Reply with one number: the count of lines in the data that hold the string "primary".

▶

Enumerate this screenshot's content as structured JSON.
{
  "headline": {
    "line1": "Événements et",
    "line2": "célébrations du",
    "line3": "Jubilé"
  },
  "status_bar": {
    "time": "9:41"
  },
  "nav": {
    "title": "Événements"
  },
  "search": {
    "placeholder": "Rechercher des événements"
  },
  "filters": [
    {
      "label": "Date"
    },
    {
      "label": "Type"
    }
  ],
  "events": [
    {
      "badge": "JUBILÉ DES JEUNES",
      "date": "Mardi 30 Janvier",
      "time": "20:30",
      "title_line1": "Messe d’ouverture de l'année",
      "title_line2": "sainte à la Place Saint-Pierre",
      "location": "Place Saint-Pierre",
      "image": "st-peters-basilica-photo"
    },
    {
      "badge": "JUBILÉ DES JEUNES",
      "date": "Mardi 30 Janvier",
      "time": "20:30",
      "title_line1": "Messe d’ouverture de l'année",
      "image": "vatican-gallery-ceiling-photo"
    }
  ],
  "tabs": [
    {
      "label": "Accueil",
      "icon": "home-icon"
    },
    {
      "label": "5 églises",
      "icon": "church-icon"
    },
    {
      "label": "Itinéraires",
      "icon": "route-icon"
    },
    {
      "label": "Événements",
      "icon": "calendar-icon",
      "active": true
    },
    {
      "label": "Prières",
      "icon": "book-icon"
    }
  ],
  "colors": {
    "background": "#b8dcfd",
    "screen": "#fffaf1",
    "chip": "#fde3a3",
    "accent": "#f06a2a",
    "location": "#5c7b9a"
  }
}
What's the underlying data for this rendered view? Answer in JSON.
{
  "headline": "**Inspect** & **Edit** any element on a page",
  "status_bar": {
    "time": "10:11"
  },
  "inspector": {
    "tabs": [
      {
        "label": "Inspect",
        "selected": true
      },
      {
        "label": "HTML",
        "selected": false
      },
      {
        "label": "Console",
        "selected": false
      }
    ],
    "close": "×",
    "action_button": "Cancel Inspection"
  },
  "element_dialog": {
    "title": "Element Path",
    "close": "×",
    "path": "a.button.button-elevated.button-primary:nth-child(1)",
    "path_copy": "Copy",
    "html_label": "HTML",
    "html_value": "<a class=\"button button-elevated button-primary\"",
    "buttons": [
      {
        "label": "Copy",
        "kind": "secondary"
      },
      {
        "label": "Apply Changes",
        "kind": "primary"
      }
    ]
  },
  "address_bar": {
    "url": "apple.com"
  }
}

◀

• Expected output
3